Paradoxically for an artist who wants her work widely seen, Kruger designed a space in which steadily changing text projected on walls and floor, plus loudly amplified wall-size talking heads, seemed at first to repeat one message: You inadequate piece of dirt. Resisting or resenting the boot-camp experience, some folk surely fled—a pity, because attention paid was rewarded. Kruger is a formidable writer (I speak as her onetime Artforum editor), and her texts were subtly nuanced: disgust was a powerful current here, but power, pleasure, and desire definitely featured too, and as you listened, the personal histories you imagined behind the words seemed increasingly various. Performed by men and women of differing ages and skin colors, this was a panoramic social scan, suggesting a range of relationships—sex, friendship, family, work, and between races. The texts were also articulated with enormous skill, linked as brief solo playlets as the speakers came and went, in a tense flux matched by the images on-screen. And the emotional tone was wide, generally a matter of hitter contempt but running also to wit, flirtatiousness, and regret. “I’m sorry,” a woman might say, “I’m just upset.” But then: “Why? You don’t know why?!!@!”

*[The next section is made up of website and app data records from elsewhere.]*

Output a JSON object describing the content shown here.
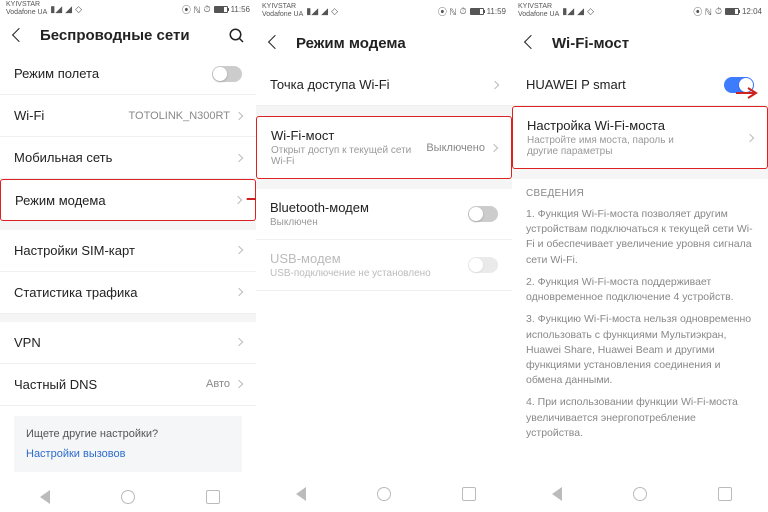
{
  "status": {
    "carrier_top": "KYIVSTAR",
    "carrier_bottom": "Vodafone UA",
    "time1": "11:56",
    "time2": "11:59",
    "time3": "12:04"
  },
  "p1": {
    "title": "Беспроводные сети",
    "airplane": "Режим полета",
    "wifi": "Wi-Fi",
    "wifi_val": "TOTOLINK_N300RT",
    "mobile": "Мобильная сеть",
    "tether": "Режим модема",
    "sim": "Настройки SIM-карт",
    "traffic": "Статистика трафика",
    "vpn": "VPN",
    "dns": "Частный DNS",
    "dns_val": "Авто",
    "info_q": "Ищете другие настройки?",
    "info_link": "Настройки вызовов"
  },
  "p2": {
    "title": "Режим модема",
    "hotspot": "Точка доступа Wi-Fi",
    "bridge": "Wi-Fi-мост",
    "bridge_sub": "Открыт доступ к текущей сети Wi-Fi",
    "bridge_val": "Выключено",
    "bt": "Bluetooth-модем",
    "bt_sub": "Выключен",
    "usb": "USB-модем",
    "usb_sub": "USB-подключение не установлено"
  },
  "p3": {
    "title": "Wi-Fi-мост",
    "device": "HUAWEI P smart",
    "config": "Настройка Wi-Fi-моста",
    "config_sub": "Настройте имя моста, пароль и другие параметры",
    "section": "СВЕДЕНИЯ",
    "d1": "1. Функция Wi-Fi-моста позволяет другим устройствам подключаться к текущей сети Wi-Fi и обеспечивает увеличение уровня сигнала сети Wi-Fi.",
    "d2": "2. Функция Wi-Fi-моста поддерживает одновременное подключение 4 устройств.",
    "d3": "3. Функцию Wi-Fi-моста нельзя одновременно использовать с функциями Мультиэкран, Huawei Share, Huawei Beam и другими функциями установления соединения и обмена данными.",
    "d4": "4. При использовании функции Wi-Fi-моста увеличивается энергопотребление устройства."
  }
}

Though devoid of sound, light, and abuse, the uptown show at Boone also had a first impression to overcome. It opened with three lacquered-fiberglass sculptures—J. Edgar Hoover kissing a high-heeled and skirted Roy Cohn, say, on a pedestal inscribed “Justice.” (Therewas also a chapel of large-scale wall pieces, photo-textworks in Kruger’s trademark style.) Not only did these evoke Jeff Koons considerably more than the downtown show did Nauman, their surfaces were uninvolving and their points quickly graspable. I think, though, that they were miscast as gallery work. Kruger had arranged for a Transit Authority bus plastered with aphorisms and quotes to travel the city during her shows; the sculptures, I think, would have benefited from being seen like the bus, or maybe from the bus—unexpectedly and in passing, along a street or in a park. With their prominent daises and their takes on national figures, they addressed the tradition of public sculpture, and would have been altogether more alive, and controversial, in a public place. Kruger has said she creates for short attention spans; gallery-type contemplation did not serve these works well.

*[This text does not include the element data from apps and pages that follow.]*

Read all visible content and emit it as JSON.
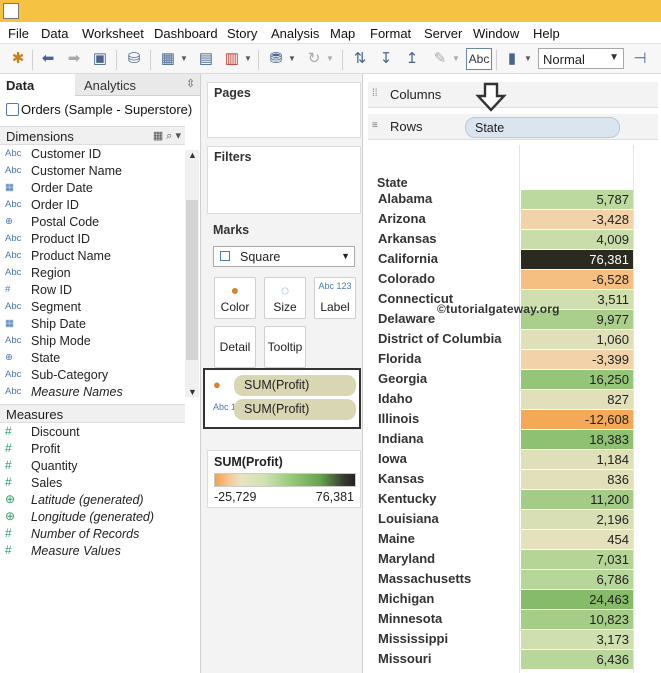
{
  "menu": [
    "File",
    "Data",
    "Worksheet",
    "Dashboard",
    "Story",
    "Analysis",
    "Map",
    "Format",
    "Server",
    "Window",
    "Help"
  ],
  "toolbar": {
    "show_mark_labels": "Abc",
    "fit_value": "Normal"
  },
  "left_pane": {
    "tab_data": "Data",
    "tab_analytics": "Analytics",
    "data_source": "Orders (Sample - Superstore)",
    "dimensions_header": "Dimensions",
    "measures_header": "Measures",
    "dimensions": [
      {
        "type": "Abc",
        "name": "Customer ID"
      },
      {
        "type": "Abc",
        "name": "Customer Name"
      },
      {
        "type": "date",
        "name": "Order Date"
      },
      {
        "type": "Abc",
        "name": "Order ID"
      },
      {
        "type": "geo",
        "name": "Postal Code"
      },
      {
        "type": "Abc",
        "name": "Product ID"
      },
      {
        "type": "Abc",
        "name": "Product Name"
      },
      {
        "type": "Abc",
        "name": "Region"
      },
      {
        "type": "#",
        "name": "Row ID"
      },
      {
        "type": "Abc",
        "name": "Segment"
      },
      {
        "type": "date",
        "name": "Ship Date"
      },
      {
        "type": "Abc",
        "name": "Ship Mode"
      },
      {
        "type": "geo",
        "name": "State"
      },
      {
        "type": "Abc",
        "name": "Sub-Category"
      },
      {
        "type": "Abc",
        "name": "Measure Names"
      }
    ],
    "measures": [
      {
        "type": "#",
        "name": "Discount"
      },
      {
        "type": "#",
        "name": "Profit"
      },
      {
        "type": "#",
        "name": "Quantity"
      },
      {
        "type": "#",
        "name": "Sales"
      },
      {
        "type": "geo",
        "name": "Latitude (generated)"
      },
      {
        "type": "geo",
        "name": "Longitude (generated)"
      },
      {
        "type": "#",
        "name": "Number of Records"
      },
      {
        "type": "#",
        "name": "Measure Values"
      }
    ]
  },
  "cards": {
    "pages": "Pages",
    "filters": "Filters",
    "marks": "Marks",
    "mark_type": "Square",
    "buttons": {
      "color": "Color",
      "size": "Size",
      "label": "Label",
      "detail": "Detail",
      "tooltip": "Tooltip"
    },
    "label_icon": "Abc 123",
    "mark_fields": [
      "SUM(Profit)",
      "SUM(Profit)"
    ],
    "legend_title": "SUM(Profit)",
    "legend_min": "-25,729",
    "legend_max": "76,381"
  },
  "shelves": {
    "columns": "Columns",
    "rows": "Rows",
    "rows_pill": "State"
  },
  "view": {
    "header": "State",
    "watermark": "©tutorialgateway.org",
    "rows": [
      {
        "state": "Alabama",
        "profit": "5,787",
        "color": "#bcd9a0"
      },
      {
        "state": "Arizona",
        "profit": "-3,428",
        "color": "#f2d3a9"
      },
      {
        "state": "Arkansas",
        "profit": "4,009",
        "color": "#c8dda9"
      },
      {
        "state": "California",
        "profit": "76,381",
        "color": "#2b2a21"
      },
      {
        "state": "Colorado",
        "profit": "-6,528",
        "color": "#f4bf80"
      },
      {
        "state": "Connecticut",
        "profit": "3,511",
        "color": "#cfdfae"
      },
      {
        "state": "Delaware",
        "profit": "9,977",
        "color": "#aacf8c"
      },
      {
        "state": "District of Columbia",
        "profit": "1,060",
        "color": "#dfe0b8"
      },
      {
        "state": "Florida",
        "profit": "-3,399",
        "color": "#f2d3a9"
      },
      {
        "state": "Georgia",
        "profit": "16,250",
        "color": "#95c579"
      },
      {
        "state": "Idaho",
        "profit": "827",
        "color": "#e2e0ba"
      },
      {
        "state": "Illinois",
        "profit": "-12,608",
        "color": "#f3a955"
      },
      {
        "state": "Indiana",
        "profit": "18,383",
        "color": "#8fc173"
      },
      {
        "state": "Iowa",
        "profit": "1,184",
        "color": "#dfe0b8"
      },
      {
        "state": "Kansas",
        "profit": "836",
        "color": "#e2e0ba"
      },
      {
        "state": "Kentucky",
        "profit": "11,200",
        "color": "#a4cc86"
      },
      {
        "state": "Louisiana",
        "profit": "2,196",
        "color": "#d8dfb4"
      },
      {
        "state": "Maine",
        "profit": "454",
        "color": "#e4e1bd"
      },
      {
        "state": "Maryland",
        "profit": "7,031",
        "color": "#b5d597"
      },
      {
        "state": "Massachusetts",
        "profit": "6,786",
        "color": "#b7d699"
      },
      {
        "state": "Michigan",
        "profit": "24,463",
        "color": "#86bb6a"
      },
      {
        "state": "Minnesota",
        "profit": "10,823",
        "color": "#a6cd88"
      },
      {
        "state": "Mississippi",
        "profit": "3,173",
        "color": "#d0dfb0"
      },
      {
        "state": "Missouri",
        "profit": "6,436",
        "color": "#b9d79b"
      }
    ]
  }
}
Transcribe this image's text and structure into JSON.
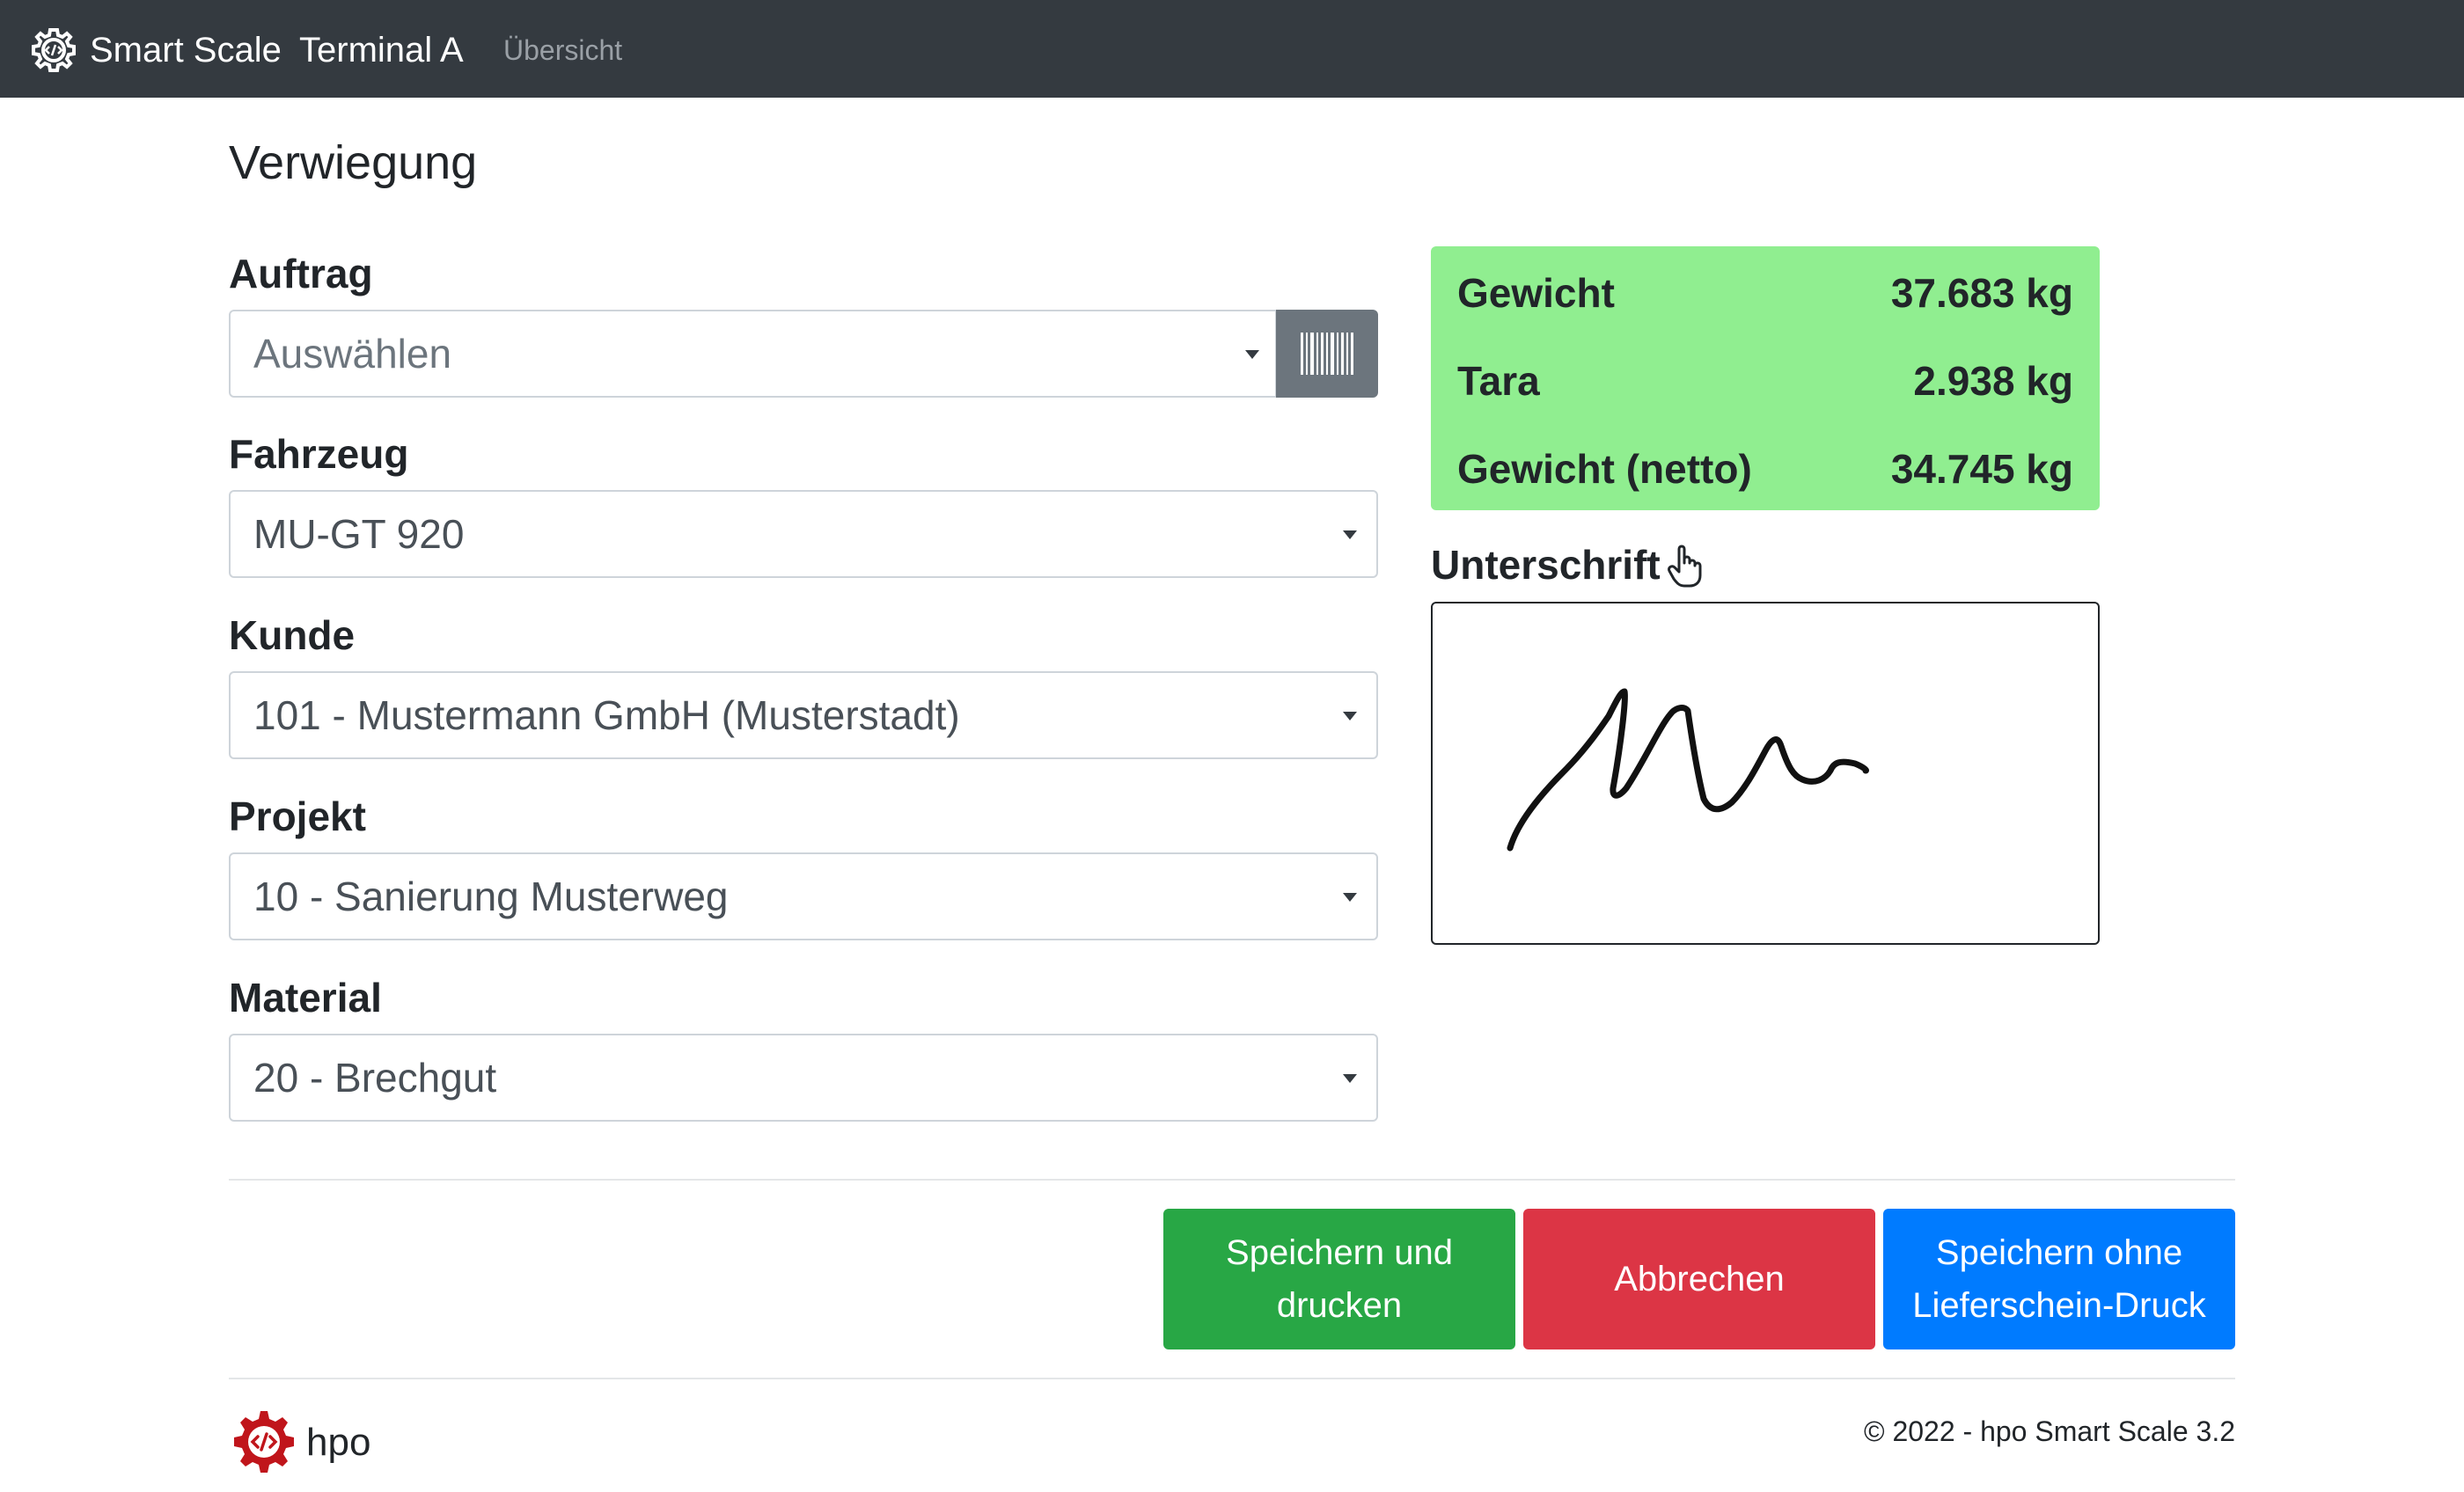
{
  "navbar": {
    "brand": "Smart Scale",
    "terminal": "Terminal A",
    "link": "Übersicht",
    "logo_icon": "gear-code-icon"
  },
  "page": {
    "title": "Verwiegung"
  },
  "form": {
    "auftrag": {
      "label": "Auftrag",
      "placeholder": "Auswählen",
      "barcode_icon": "barcode-icon"
    },
    "fahrzeug": {
      "label": "Fahrzeug",
      "value": "MU-GT 920"
    },
    "kunde": {
      "label": "Kunde",
      "value": "101 - Mustermann GmbH (Musterstadt)"
    },
    "projekt": {
      "label": "Projekt",
      "value": "10 - Sanierung Musterweg"
    },
    "material": {
      "label": "Material",
      "value": "20 - Brechgut"
    }
  },
  "weights": {
    "panel_color": "#90ee90",
    "rows": [
      {
        "label": "Gewicht",
        "value": "37.683 kg"
      },
      {
        "label": "Tara",
        "value": "2.938 kg"
      },
      {
        "label": "Gewicht (netto)",
        "value": "34.745 kg"
      }
    ]
  },
  "signature": {
    "label": "Unterschrift",
    "icon": "hand-pointer-icon"
  },
  "buttons": {
    "save_print": "Speichern und drucken",
    "cancel": "Abbrechen",
    "save_no_print": "Speichern ohne Lieferschein-Druck",
    "colors": {
      "green": "#28a745",
      "red": "#dc3545",
      "blue": "#007bff"
    }
  },
  "footer": {
    "brand": "hpo",
    "copyright": "© 2022 - hpo Smart Scale 3.2",
    "logo_color": "#c0151b"
  }
}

The downtown show, conversely, needed time to digest. Its impact was partly sensual: somehow the glow of lettering and video did not diffuse in this cavernous warehouse space (around the corner from Deitch proper), and the crisp effects of dark and light were interestingly grand and churchlike, or perhaps, given the sound and the light’s flow, more like that modern semireligious gathering place, the discotheque. (Hey! Disco text! Now there’s an idea.) Meanwhile the piece had a lot to say about everyday American life. Kruger’s habitual use of the second person—the word “you”—is famously divisive: Do you identify with the speaker, and think of the addressee as some other guy, or do you feel pinned and accused? Perhaps in the present case the division reflected the degree of the viewer’s sensitivity to various basic uglinesses in daily American experience. In this respect, each of the several times I visited the downtown show, it was full of people.

David Frankel is a contributing editor of Artforum.